Each line of the data below that contains "Applicaties" must be copied.

▸ Records for the exercise:

════════════════════

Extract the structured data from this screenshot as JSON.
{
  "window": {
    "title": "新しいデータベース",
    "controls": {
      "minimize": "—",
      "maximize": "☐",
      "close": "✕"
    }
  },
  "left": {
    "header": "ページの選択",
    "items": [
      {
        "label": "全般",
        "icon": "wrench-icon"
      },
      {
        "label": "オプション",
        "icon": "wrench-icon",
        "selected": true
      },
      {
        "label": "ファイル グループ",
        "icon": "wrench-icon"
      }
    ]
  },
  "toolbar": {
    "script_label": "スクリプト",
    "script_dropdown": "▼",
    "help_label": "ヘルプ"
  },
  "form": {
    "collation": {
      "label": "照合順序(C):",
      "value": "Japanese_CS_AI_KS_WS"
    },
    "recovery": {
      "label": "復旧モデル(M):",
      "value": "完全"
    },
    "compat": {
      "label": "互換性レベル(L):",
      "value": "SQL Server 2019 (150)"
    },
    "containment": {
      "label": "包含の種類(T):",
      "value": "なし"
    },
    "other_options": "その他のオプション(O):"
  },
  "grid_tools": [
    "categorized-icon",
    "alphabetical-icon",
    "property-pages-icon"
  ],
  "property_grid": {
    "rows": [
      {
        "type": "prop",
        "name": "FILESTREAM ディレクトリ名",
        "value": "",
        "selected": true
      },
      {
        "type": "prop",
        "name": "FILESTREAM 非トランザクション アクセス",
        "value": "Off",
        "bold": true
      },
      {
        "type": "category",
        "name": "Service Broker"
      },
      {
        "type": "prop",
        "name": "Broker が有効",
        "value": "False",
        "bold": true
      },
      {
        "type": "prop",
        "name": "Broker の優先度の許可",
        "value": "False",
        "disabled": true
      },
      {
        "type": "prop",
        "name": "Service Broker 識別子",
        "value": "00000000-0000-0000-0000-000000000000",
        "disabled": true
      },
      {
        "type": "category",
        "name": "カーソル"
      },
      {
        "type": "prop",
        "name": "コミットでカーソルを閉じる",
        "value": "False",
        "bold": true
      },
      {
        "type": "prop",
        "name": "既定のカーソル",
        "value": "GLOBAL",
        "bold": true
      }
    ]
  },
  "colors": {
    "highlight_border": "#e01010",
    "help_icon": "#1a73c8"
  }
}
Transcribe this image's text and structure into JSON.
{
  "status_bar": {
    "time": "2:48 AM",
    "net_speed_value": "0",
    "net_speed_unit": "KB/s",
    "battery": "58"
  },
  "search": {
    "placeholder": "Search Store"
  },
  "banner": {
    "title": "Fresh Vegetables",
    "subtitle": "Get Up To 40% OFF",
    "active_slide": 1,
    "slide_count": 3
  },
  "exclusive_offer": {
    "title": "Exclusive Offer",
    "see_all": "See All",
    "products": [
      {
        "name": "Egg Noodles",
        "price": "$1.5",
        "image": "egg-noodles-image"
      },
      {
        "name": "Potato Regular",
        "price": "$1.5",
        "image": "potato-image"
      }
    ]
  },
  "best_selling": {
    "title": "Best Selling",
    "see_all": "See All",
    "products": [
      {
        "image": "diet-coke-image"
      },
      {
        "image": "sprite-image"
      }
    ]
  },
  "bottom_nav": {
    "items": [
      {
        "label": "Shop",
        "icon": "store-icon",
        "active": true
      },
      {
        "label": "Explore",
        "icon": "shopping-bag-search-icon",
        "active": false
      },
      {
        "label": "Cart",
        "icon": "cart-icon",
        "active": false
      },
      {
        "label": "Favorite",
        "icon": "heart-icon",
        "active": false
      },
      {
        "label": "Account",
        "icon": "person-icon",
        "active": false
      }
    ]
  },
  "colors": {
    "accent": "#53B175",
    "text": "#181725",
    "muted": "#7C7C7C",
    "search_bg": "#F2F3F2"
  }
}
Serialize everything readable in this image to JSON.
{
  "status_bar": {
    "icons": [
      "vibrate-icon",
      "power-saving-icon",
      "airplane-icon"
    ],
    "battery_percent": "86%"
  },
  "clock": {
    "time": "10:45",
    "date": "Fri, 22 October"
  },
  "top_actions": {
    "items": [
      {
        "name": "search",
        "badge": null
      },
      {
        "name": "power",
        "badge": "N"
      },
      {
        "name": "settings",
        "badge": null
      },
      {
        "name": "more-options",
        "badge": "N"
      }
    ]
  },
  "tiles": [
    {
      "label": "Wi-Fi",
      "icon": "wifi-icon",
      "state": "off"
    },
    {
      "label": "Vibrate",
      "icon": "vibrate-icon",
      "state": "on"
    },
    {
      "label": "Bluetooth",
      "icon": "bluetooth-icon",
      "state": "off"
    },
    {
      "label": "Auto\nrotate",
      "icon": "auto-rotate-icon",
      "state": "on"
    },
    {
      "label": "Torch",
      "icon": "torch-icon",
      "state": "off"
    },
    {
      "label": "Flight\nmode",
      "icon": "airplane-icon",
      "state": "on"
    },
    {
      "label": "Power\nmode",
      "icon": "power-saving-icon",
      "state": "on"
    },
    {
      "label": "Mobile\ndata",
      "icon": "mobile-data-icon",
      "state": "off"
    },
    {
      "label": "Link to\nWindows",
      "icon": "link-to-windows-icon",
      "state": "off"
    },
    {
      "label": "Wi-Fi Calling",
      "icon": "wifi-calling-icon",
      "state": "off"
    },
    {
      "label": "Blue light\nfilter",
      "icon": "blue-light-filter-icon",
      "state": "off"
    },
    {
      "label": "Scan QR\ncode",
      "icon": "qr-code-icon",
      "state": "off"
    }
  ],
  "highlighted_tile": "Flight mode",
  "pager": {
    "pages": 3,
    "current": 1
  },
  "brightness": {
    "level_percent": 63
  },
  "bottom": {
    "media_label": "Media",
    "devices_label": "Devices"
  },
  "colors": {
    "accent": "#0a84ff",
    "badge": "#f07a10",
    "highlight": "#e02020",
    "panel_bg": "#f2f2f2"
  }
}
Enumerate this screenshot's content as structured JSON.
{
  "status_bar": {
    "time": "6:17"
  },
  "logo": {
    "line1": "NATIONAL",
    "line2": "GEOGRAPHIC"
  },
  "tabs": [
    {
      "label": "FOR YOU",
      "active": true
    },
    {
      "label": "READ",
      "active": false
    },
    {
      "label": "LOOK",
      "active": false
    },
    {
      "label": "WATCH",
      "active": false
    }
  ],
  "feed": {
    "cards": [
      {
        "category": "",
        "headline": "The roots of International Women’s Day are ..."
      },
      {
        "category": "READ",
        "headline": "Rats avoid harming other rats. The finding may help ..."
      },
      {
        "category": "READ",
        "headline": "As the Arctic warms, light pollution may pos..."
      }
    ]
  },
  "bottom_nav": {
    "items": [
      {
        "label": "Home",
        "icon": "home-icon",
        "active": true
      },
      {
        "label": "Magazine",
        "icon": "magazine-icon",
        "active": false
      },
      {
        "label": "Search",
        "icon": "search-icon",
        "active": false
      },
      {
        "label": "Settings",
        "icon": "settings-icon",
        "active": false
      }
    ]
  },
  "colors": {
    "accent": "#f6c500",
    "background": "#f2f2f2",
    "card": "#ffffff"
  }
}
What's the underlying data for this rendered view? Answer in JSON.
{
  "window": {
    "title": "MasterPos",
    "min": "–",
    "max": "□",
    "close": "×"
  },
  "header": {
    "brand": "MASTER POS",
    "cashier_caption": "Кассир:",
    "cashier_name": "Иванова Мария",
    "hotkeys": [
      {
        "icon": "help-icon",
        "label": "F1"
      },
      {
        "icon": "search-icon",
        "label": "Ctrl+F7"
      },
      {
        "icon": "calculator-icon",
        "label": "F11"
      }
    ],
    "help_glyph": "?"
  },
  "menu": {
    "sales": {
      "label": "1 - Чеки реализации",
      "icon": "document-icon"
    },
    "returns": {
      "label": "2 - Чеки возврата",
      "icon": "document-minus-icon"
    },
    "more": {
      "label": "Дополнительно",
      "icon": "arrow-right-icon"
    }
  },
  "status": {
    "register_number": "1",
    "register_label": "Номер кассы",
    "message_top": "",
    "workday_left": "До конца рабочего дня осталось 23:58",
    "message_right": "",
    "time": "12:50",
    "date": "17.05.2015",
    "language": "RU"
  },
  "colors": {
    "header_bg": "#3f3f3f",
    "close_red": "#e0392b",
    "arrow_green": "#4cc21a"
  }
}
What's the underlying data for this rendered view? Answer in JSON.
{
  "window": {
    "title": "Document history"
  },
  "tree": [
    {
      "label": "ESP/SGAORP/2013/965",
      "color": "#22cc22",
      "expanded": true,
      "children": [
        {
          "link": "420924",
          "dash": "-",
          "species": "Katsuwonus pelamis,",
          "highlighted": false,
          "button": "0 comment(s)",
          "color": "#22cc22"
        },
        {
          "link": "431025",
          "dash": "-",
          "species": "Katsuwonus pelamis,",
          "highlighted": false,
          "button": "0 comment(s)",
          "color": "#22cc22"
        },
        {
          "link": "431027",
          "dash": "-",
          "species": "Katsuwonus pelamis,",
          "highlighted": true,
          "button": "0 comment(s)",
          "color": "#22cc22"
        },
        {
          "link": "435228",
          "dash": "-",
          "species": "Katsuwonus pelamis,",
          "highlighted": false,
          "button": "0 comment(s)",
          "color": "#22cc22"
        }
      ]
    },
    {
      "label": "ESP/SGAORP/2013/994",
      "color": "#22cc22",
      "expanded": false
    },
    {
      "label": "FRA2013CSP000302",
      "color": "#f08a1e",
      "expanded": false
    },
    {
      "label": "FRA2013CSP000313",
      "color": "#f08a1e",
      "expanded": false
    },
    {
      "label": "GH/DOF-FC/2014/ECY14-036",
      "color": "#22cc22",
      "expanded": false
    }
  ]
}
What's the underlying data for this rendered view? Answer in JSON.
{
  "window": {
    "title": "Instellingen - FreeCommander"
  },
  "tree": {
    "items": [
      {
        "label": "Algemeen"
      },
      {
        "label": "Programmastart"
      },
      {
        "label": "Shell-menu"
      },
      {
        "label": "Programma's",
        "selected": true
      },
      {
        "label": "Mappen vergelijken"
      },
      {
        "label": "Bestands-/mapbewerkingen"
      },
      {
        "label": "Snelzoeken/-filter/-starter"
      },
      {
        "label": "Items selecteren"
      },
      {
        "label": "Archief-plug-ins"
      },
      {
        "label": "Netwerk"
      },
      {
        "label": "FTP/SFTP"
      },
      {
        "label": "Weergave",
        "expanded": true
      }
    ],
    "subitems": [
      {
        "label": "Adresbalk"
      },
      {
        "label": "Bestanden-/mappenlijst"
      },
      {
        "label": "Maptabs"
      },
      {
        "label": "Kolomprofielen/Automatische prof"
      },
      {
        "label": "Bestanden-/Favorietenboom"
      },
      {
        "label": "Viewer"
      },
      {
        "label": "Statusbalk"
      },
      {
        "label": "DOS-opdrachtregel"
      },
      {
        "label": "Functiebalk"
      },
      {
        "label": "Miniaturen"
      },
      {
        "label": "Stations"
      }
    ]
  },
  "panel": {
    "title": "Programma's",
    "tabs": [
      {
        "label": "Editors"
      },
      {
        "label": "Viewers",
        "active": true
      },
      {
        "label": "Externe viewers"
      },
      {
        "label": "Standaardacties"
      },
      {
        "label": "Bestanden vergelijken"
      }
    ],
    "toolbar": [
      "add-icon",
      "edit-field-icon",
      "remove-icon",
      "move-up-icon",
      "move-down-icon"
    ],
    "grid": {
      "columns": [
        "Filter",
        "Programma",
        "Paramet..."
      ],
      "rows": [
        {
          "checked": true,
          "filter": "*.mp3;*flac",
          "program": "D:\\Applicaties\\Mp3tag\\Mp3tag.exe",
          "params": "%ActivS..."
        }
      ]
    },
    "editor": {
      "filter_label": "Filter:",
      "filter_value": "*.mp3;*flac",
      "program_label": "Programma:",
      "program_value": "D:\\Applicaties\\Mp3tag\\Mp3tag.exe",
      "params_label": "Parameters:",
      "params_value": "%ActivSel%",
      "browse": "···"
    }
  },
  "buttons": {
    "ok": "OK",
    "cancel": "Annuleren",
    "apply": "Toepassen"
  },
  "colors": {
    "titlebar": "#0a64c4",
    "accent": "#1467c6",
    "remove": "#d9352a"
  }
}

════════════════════

▸ Answer box:
          "program": "D:\\Applicaties\\Mp3tag\\Mp3tag.exe",
      "program_value": "D:\\Applicaties\\Mp3tag\\Mp3tag.exe",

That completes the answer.